- **INPUT RECORDS**
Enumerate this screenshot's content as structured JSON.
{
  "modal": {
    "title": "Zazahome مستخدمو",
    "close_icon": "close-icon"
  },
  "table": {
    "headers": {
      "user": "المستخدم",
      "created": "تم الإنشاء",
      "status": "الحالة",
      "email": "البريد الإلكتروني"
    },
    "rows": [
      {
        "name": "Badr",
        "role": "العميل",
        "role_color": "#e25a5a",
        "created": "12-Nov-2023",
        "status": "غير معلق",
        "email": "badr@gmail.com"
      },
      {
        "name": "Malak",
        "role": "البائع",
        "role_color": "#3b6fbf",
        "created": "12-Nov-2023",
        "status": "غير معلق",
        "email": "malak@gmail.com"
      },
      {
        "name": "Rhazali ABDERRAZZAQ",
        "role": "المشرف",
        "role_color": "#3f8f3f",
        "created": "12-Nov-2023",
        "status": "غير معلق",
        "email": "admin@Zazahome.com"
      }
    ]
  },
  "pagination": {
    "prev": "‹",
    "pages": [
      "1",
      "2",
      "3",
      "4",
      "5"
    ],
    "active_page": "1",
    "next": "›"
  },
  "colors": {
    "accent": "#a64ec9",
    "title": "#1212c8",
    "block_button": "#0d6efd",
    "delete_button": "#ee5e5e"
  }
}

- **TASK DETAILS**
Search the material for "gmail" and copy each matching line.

- **WRITTEN REPLY**
        "email": "badr@gmail.com"
        "email": "malak@gmail.com"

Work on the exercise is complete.